Creating A Sense of Togetherness by Jake Drobner

   Jake Drobner is a recent graduate of Columbia University, where he received a B.A.   in     Neuroscience & Behavior. His story  "Doors, Walls, Barriers, and How We Break Them Down"  appeared in the Fall 2017 issue of the Intima.

Jake Drobner is a recent graduate of Columbia University, where he received a B.A. in Neuroscience & Behavior. His story "Doors, Walls, Barriers, and How We Break Them Down" appeared in the Fall 2017 issue of the Intima.

            According to the Oxford English Dictionary, togetherness (noun) is defined as “the state of being close to another person or other people.” In my own words, togetherness is the sense of unity we can share with those around us. Togetherness is not artificial–it is not forced into the nooks and crannies between people. It is intrinsic to our existence as humans, no matter how fleeting the collision of our worlds. Moreover, togetherness need not be physical. We can feel connected to others even when there’s an ocean between us.
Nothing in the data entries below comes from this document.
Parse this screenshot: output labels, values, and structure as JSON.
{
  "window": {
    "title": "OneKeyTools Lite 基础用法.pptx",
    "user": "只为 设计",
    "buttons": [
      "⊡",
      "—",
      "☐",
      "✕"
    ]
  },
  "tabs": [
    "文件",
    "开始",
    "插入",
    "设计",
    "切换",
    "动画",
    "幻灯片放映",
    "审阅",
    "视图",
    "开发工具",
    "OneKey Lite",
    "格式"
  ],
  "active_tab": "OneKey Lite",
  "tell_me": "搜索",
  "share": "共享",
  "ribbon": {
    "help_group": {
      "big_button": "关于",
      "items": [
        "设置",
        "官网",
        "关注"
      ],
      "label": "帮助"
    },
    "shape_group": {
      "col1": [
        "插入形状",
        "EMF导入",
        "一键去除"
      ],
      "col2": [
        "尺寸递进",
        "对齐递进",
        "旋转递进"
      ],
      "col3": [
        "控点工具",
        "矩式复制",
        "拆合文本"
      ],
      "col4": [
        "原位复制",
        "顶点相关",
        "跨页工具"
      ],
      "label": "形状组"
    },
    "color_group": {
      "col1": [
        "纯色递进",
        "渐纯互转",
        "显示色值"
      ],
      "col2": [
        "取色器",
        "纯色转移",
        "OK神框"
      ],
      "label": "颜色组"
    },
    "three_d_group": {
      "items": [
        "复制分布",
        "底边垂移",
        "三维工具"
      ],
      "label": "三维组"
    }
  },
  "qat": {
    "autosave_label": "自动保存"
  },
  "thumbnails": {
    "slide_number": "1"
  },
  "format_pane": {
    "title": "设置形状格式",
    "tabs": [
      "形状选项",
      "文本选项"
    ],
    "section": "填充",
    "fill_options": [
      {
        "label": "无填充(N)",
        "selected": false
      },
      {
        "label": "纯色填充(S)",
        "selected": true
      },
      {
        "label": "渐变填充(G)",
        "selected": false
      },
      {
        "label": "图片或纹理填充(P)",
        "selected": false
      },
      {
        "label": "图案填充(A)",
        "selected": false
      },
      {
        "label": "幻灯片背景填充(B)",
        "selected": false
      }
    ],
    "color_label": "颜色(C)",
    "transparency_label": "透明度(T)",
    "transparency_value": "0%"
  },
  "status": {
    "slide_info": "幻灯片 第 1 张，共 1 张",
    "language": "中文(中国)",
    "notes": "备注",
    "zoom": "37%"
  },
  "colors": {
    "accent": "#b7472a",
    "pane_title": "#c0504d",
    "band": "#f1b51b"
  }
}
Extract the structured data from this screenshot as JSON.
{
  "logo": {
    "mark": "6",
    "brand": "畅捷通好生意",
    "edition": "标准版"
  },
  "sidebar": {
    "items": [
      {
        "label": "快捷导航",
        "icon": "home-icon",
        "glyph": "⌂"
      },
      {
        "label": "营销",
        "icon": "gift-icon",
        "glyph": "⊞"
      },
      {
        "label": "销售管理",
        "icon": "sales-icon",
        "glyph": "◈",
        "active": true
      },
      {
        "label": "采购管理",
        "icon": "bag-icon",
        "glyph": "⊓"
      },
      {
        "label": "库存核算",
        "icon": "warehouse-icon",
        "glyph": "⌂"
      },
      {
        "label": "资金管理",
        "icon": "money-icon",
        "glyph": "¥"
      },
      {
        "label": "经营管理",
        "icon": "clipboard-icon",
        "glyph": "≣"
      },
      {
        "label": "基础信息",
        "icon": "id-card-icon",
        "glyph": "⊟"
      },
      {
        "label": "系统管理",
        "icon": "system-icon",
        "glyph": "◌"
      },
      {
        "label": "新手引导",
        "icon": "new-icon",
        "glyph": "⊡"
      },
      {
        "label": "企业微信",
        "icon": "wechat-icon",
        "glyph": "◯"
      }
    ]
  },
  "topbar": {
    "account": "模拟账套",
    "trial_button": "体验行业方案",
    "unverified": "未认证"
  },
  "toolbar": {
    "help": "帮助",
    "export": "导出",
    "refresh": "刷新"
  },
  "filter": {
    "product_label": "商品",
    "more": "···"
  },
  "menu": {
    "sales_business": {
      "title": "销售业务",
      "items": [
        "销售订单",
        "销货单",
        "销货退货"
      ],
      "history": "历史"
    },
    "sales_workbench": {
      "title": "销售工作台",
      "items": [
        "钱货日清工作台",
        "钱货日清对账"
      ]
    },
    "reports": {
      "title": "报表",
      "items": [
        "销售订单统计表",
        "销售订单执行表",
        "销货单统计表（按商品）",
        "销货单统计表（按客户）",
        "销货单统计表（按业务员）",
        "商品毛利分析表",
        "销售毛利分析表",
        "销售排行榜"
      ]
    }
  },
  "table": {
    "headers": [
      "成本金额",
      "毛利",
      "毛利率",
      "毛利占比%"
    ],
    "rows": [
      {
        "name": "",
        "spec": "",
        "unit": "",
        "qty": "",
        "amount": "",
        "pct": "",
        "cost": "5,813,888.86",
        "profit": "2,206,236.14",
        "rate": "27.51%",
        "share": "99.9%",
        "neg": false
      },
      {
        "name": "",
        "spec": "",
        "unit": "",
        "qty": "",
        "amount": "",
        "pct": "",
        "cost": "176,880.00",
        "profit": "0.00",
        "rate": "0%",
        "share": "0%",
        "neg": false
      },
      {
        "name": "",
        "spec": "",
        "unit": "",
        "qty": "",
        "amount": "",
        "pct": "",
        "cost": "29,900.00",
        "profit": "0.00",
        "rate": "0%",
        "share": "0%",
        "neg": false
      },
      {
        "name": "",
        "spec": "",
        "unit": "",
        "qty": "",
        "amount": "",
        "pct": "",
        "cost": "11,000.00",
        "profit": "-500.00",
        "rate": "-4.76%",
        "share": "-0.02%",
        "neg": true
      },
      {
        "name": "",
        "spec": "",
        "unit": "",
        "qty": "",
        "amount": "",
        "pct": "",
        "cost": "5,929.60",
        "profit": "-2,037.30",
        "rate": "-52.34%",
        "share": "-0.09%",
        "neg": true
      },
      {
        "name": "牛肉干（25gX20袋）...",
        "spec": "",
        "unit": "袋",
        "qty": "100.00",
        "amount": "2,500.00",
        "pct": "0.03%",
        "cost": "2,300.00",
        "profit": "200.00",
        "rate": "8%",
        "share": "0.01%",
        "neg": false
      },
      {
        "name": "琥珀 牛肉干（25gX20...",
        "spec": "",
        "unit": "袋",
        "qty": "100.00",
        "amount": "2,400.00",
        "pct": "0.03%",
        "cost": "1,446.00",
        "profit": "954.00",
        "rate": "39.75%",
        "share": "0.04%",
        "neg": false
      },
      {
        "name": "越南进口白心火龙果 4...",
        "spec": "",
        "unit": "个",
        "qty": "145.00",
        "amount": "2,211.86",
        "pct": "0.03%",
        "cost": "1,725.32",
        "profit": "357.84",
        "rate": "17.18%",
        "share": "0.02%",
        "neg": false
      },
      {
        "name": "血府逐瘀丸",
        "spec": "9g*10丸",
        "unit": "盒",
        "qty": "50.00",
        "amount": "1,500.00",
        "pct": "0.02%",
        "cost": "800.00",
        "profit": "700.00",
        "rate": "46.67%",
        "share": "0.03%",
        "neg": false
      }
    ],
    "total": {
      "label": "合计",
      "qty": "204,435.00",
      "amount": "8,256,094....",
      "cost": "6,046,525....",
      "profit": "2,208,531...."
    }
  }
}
When I read Chris Cai’s short story, “A Year with Susan(Intima, Non-Fiction, Fall 2014), I could not help but feel a sense of togetherness. I think this is because what Chris did for Susan reminds me of what I was able to do for someone in my own story “Doors, Walls, Barriers, and How We Break Them Down.” When Chris described his sadness in seeing how shocked Susan was upon adjusting her crutches, my heart skipped a beat. I knew that sadness–I knew all too well how sad it could be to realize that nobody had been paying enough attention to make the tiniest gesture. I am not a doctor, but when I paid attention to my friend on 16W, he felt valued, and I felt honored that I could make him feel better. I exposed our togetherness, and we both reaped the benefits of that unity–just like Chris and Susan did.

            In the practice of healthcare, it’s important not to overlook the simple ways that we can make others feel better. Chris offers to help Susan in many different ways, but ultimately she chooses only his company, not his remedies to her situation. Hospitals, clinics, and emergency rooms are busy places. But, if we take the time to treat people as more than their triage number, to stop “accepting them as part of the scenery,” then we are one step closer to becoming better healers.

 


Jake Drobner is a recent graduate of Columbia University, where he received a B.A. in Neuroscience & Behavior. He is currently working at a fine dining restaurant in New York City while he applies to medical school. Outside of writing and reading about Narrative Medicine, he enjoys snowboarding, crossword puzzles, and anything Scandinavian.

 

© 2017 Intima: A Journal of Narrative Medicine